Share This Article

About Frank Vain

Mr. Vain provides consulting and planning services to private clubs throughout North America and Asia. Through use of specialized services including membership surveys, strategic planning, operational analysis and facility long range planning, Frank assists clubs in developing individualized strategies for their unique situations.

Mr. Vain joined McMahon Group in 1988 and has more than forty years of experience in the management and development of hospitality properties including private clubs, athletic clubs, resorts and restaurants. Frank is a Past President of The Country Club of St. Albans, an 800-member, 36-hole country club located in Missouri and he is the former owner of Concord Sports Club, a 1,700-member family athletic club in St. Louis.

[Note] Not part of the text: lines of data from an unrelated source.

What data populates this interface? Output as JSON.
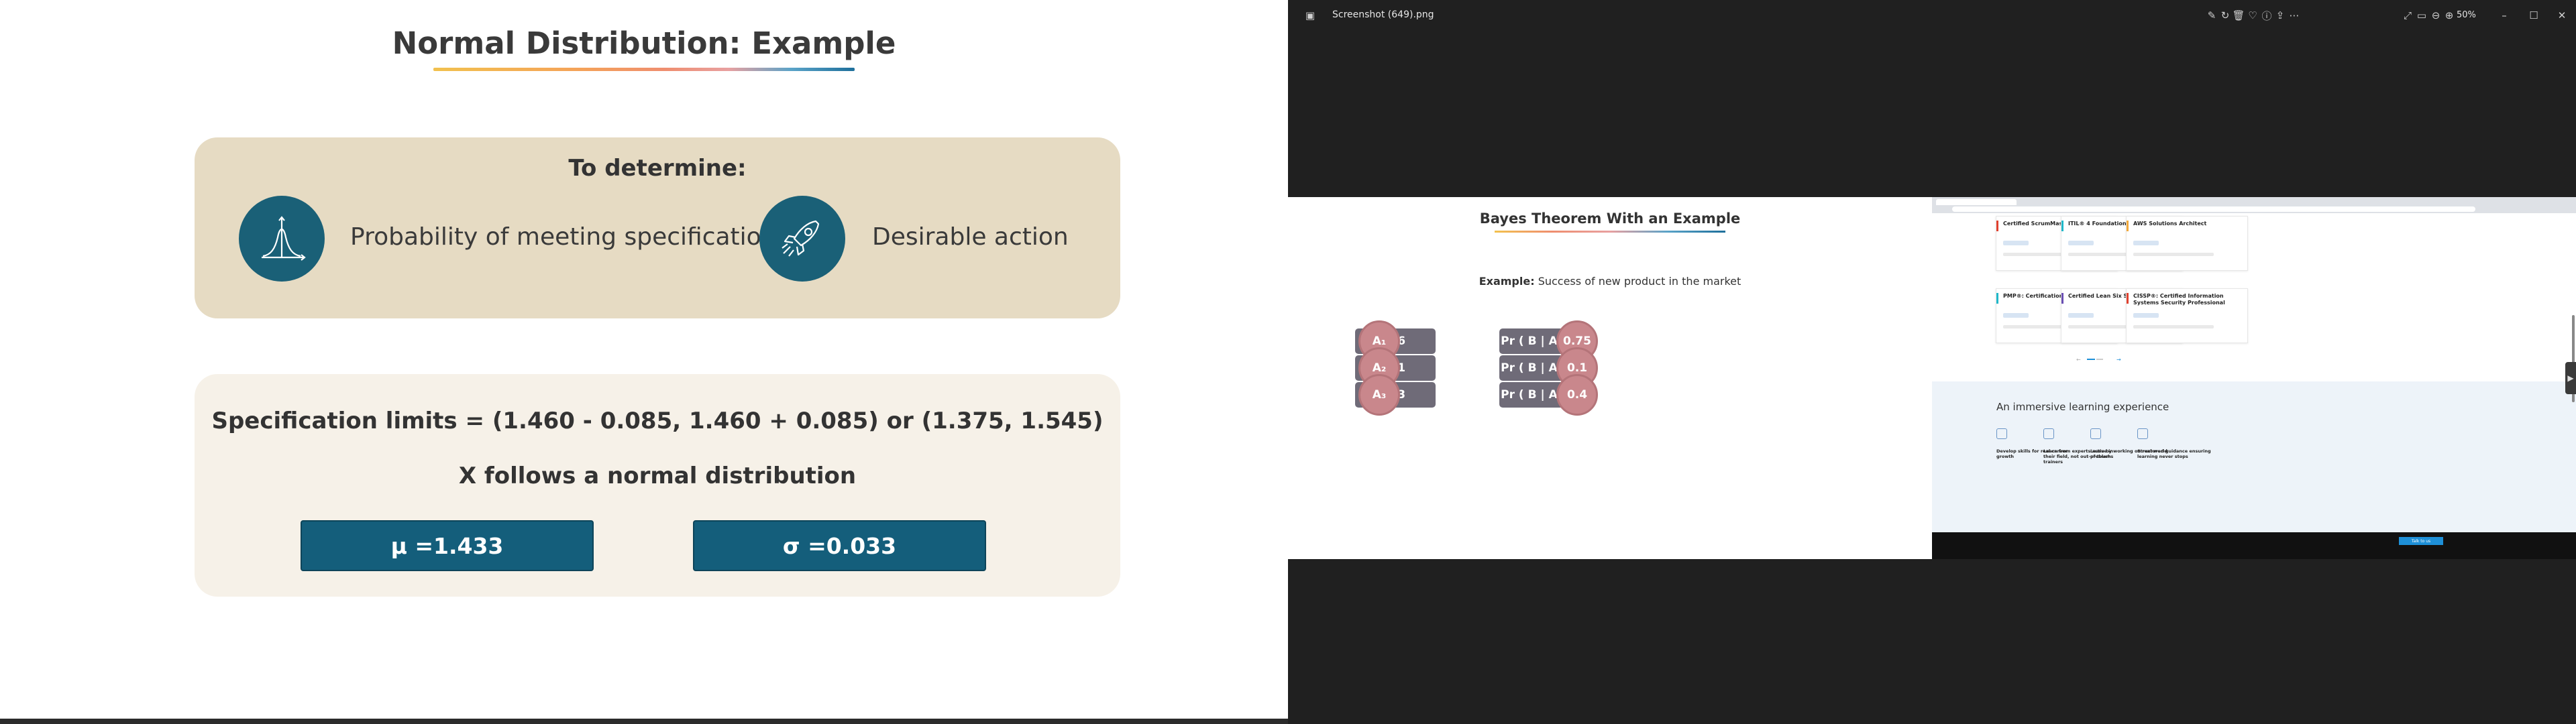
{
  "slide": {
    "title": "Normal Distribution: Example",
    "determine": {
      "heading": "To determine:",
      "items": [
        {
          "label": "Probability of meeting specifications",
          "icon": "bell-curve-icon"
        },
        {
          "label": "Desirable action",
          "icon": "rocket-icon"
        }
      ]
    },
    "spec": {
      "limits_text": "Specification limits = (1.460 - 0.085, 1.460 + 0.085) or (1.375, 1.545)",
      "distribution_text": "X follows a normal distribution",
      "mu_label": "μ =1.433",
      "sigma_label": "σ =0.033"
    },
    "colors": {
      "accent": "#145e7b",
      "box1": "#e6dbc3",
      "box2": "#f6f1e8",
      "icon_bg": "#1a6077"
    }
  },
  "viewer": {
    "filename": "Screenshot (649).png",
    "zoom": "50%",
    "toolbar_icons": [
      "edit-icon",
      "rotate-icon",
      "delete-icon",
      "favorite-icon",
      "info-icon",
      "share-icon",
      "more-icon"
    ],
    "right_icons": [
      "fullscreen-icon",
      "fit-icon",
      "zoom-out-icon",
      "zoom-in-icon"
    ],
    "window_controls": [
      "minimize-icon",
      "maximize-icon",
      "close-icon"
    ]
  },
  "bayes": {
    "title": "Bayes Theorem With an Example",
    "example_bold": "Example:",
    "example_text": " Success of new product in the market",
    "rows": [
      {
        "a_label": "A₁",
        "a_value": "0.6",
        "pr_label": "Pr ( B | A₁ )",
        "pr_value": "0.75"
      },
      {
        "a_label": "A₂",
        "a_value": "0.1",
        "pr_label": "Pr ( B | A₂ )",
        "pr_value": "0.1"
      },
      {
        "a_label": "A₃",
        "a_value": "0.3",
        "pr_label": "Pr ( B | A₃ )",
        "pr_value": "0.4"
      }
    ]
  },
  "site": {
    "cards": [
      {
        "title": "Certified ScrumMaster® (CSM)",
        "bar": "#e0412f"
      },
      {
        "title": "ITIL® 4 Foundation",
        "bar": "#1fb8c9"
      },
      {
        "title": "AWS Solutions Architect",
        "bar": "#f2a93b"
      },
      {
        "title": "PMP®: Certification Training",
        "bar": "#1fb8c9"
      },
      {
        "title": "Certified Lean Six Sigma Green Belt",
        "bar": "#6a4fb3"
      },
      {
        "title": "CISSP®: Certified Information Systems Security Professional",
        "bar": "#e0412f"
      }
    ],
    "immersive_title": "An immersive learning experience",
    "features": [
      {
        "title": "Develop skills for real career growth"
      },
      {
        "title": "Learn from experts active in their field, not out-of-touch trainers"
      },
      {
        "title": "Learn by working on real-world problems"
      },
      {
        "title": "Structured guidance ensuring learning never stops"
      }
    ],
    "footer_cta": "Talk to us"
  }
}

Frank was elected to the Board of the National Club Association in 2011 and served as Chairman in 2018-19.

Mr. Vain is a native of Philadelphia and a graduate of Franklin & Marshall College, Lancaster, Pennsylvania. He is a featured speaker at the annual Club Managers Association of America World Conference, National Club Association National and Regional Conferences, Major Golf Associations and at regional chapter meetings of club managers and leaders.

He has written numerous articles that have been published in Club ManagementClub Director andBoardRoom magazines. Frank was named the Gary Player Club Educator of the Year for 2012 and 2015 by BoardRoom magazine. He is the co-author of McMahon’s Club Trends®, a recognized industry benchmark on the trends and issues affecting private clubs.

More articles by Frank Vain
Originally published in: